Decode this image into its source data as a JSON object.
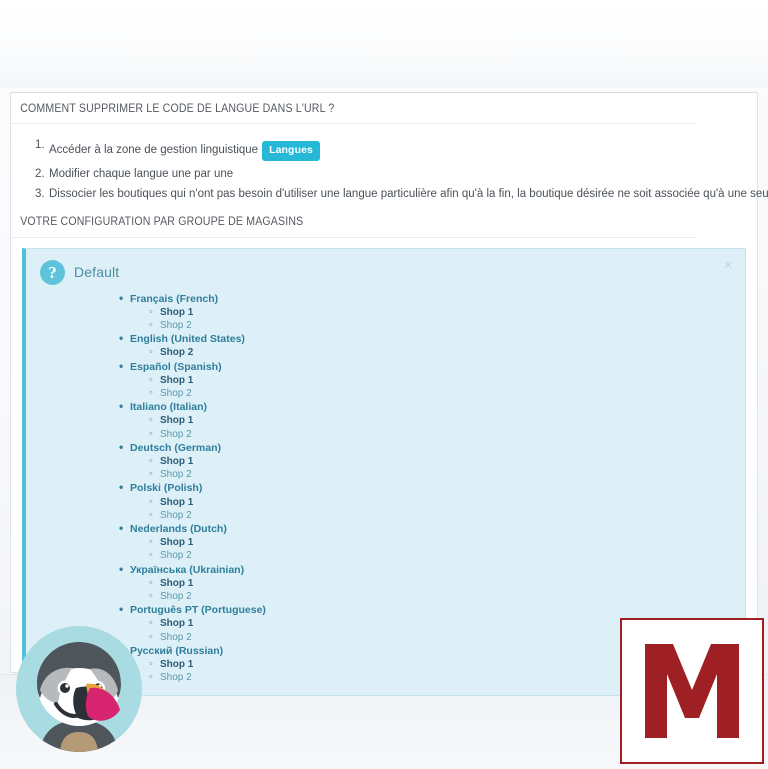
{
  "card": {
    "title": "COMMENT SUPPRIMER LE CODE DE LANGUE DANS L'URL ?",
    "section_title": "VOTRE CONFIGURATION PAR GROUPE DE MAGASINS",
    "steps": [
      {
        "num": "1.",
        "text": "Accéder à la zone de gestion linguistique",
        "badge": "Langues"
      },
      {
        "num": "2.",
        "text": "Modifier chaque langue une par une",
        "badge": null
      },
      {
        "num": "3.",
        "text": "Dissocier les boutiques qui n'ont pas besoin d'utiliser une langue particulière afin qu'à la fin, la boutique désirée ne soit associée qu'à une seule langue.",
        "badge": null
      }
    ]
  },
  "alert": {
    "icon": "question-mark-icon",
    "title": "Default",
    "close_label": "×",
    "languages": [
      {
        "name": "Français (French)",
        "shops": [
          {
            "label": "Shop 1",
            "assigned": true
          },
          {
            "label": "Shop 2",
            "assigned": false
          }
        ]
      },
      {
        "name": "English (United States)",
        "shops": [
          {
            "label": "Shop 2",
            "assigned": true
          }
        ]
      },
      {
        "name": "Español (Spanish)",
        "shops": [
          {
            "label": "Shop 1",
            "assigned": true
          },
          {
            "label": "Shop 2",
            "assigned": false
          }
        ]
      },
      {
        "name": "Italiano (Italian)",
        "shops": [
          {
            "label": "Shop 1",
            "assigned": true
          },
          {
            "label": "Shop 2",
            "assigned": false
          }
        ]
      },
      {
        "name": "Deutsch (German)",
        "shops": [
          {
            "label": "Shop 1",
            "assigned": true
          },
          {
            "label": "Shop 2",
            "assigned": false
          }
        ]
      },
      {
        "name": "Polski (Polish)",
        "shops": [
          {
            "label": "Shop 1",
            "assigned": true
          },
          {
            "label": "Shop 2",
            "assigned": false
          }
        ]
      },
      {
        "name": "Nederlands (Dutch)",
        "shops": [
          {
            "label": "Shop 1",
            "assigned": true
          },
          {
            "label": "Shop 2",
            "assigned": false
          }
        ]
      },
      {
        "name": "Українська (Ukrainian)",
        "shops": [
          {
            "label": "Shop 1",
            "assigned": true
          },
          {
            "label": "Shop 2",
            "assigned": false
          }
        ]
      },
      {
        "name": "Português PT (Portuguese)",
        "shops": [
          {
            "label": "Shop 1",
            "assigned": true
          },
          {
            "label": "Shop 2",
            "assigned": false
          }
        ]
      },
      {
        "name": "Русский (Russian)",
        "shops": [
          {
            "label": "Shop 1",
            "assigned": true
          },
          {
            "label": "Shop 2",
            "assigned": false
          }
        ]
      }
    ]
  },
  "branding": {
    "mascot_name": "prestashop-puffin-mascot",
    "logo_letter": "M"
  },
  "colors": {
    "accent_cyan": "#25b9d7",
    "alert_bg": "#ddf0f7",
    "alert_border_left": "#52bfd8",
    "lang_text": "#2e7e9c",
    "shop_text": "#5b97ac",
    "logo_red": "#9e1f24",
    "mascot_circle": "#a9dbe2"
  }
}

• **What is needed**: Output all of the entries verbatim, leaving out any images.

• **Written solution**:
Decode this image into its source data as a JSON object.
{
  "card": {
    "title": "COMMENT SUPPRIMER LE CODE DE LANGUE DANS L'URL ?",
    "section_title": "VOTRE CONFIGURATION PAR GROUPE DE MAGASINS",
    "steps": [
      {
        "num": "1.",
        "text": "Accéder à la zone de gestion linguistique",
        "badge": "Langues"
      },
      {
        "num": "2.",
        "text": "Modifier chaque langue une par une",
        "badge": null
      },
      {
        "num": "3.",
        "text": "Dissocier les boutiques qui n'ont pas besoin d'utiliser une langue particulière afin qu'à la fin, la boutique désirée ne soit associée qu'à une seule langue.",
        "badge": null
      }
    ]
  },
  "alert": {
    "icon": "question-mark-icon",
    "title": "Default",
    "close_label": "×",
    "languages": [
      {
        "name": "Français (French)",
        "shops": [
          {
            "label": "Shop 1",
            "assigned": true
          },
          {
            "label": "Shop 2",
            "assigned": false
          }
        ]
      },
      {
        "name": "English (United States)",
        "shops": [
          {
            "label": "Shop 2",
            "assigned": true
          }
        ]
      },
      {
        "name": "Español (Spanish)",
        "shops": [
          {
            "label": "Shop 1",
            "assigned": true
          },
          {
            "label": "Shop 2",
            "assigned": false
          }
        ]
      },
      {
        "name": "Italiano (Italian)",
        "shops": [
          {
            "label": "Shop 1",
            "assigned": true
          },
          {
            "label": "Shop 2",
            "assigned": false
          }
        ]
      },
      {
        "name": "Deutsch (German)",
        "shops": [
          {
            "label": "Shop 1",
            "assigned": true
          },
          {
            "label": "Shop 2",
            "assigned": false
          }
        ]
      },
      {
        "name": "Polski (Polish)",
        "shops": [
          {
            "label": "Shop 1",
            "assigned": true
          },
          {
            "label": "Shop 2",
            "assigned": false
          }
        ]
      },
      {
        "name": "Nederlands (Dutch)",
        "shops": [
          {
            "label": "Shop 1",
            "assigned": true
          },
          {
            "label": "Shop 2",
            "assigned": false
          }
        ]
      },
      {
        "name": "Українська (Ukrainian)",
        "shops": [
          {
            "label": "Shop 1",
            "assigned": true
          },
          {
            "label": "Shop 2",
            "assigned": false
          }
        ]
      },
      {
        "name": "Português PT (Portuguese)",
        "shops": [
          {
            "label": "Shop 1",
            "assigned": true
          },
          {
            "label": "Shop 2",
            "assigned": false
          }
        ]
      },
      {
        "name": "Русский (Russian)",
        "shops": [
          {
            "label": "Shop 1",
            "assigned": true
          },
          {
            "label": "Shop 2",
            "assigned": false
          }
        ]
      }
    ]
  },
  "branding": {
    "mascot_name": "prestashop-puffin-mascot",
    "logo_letter": "M"
  },
  "colors": {
    "accent_cyan": "#25b9d7",
    "alert_bg": "#ddf0f7",
    "alert_border_left": "#52bfd8",
    "lang_text": "#2e7e9c",
    "shop_text": "#5b97ac",
    "logo_red": "#9e1f24",
    "mascot_circle": "#a9dbe2"
  }
}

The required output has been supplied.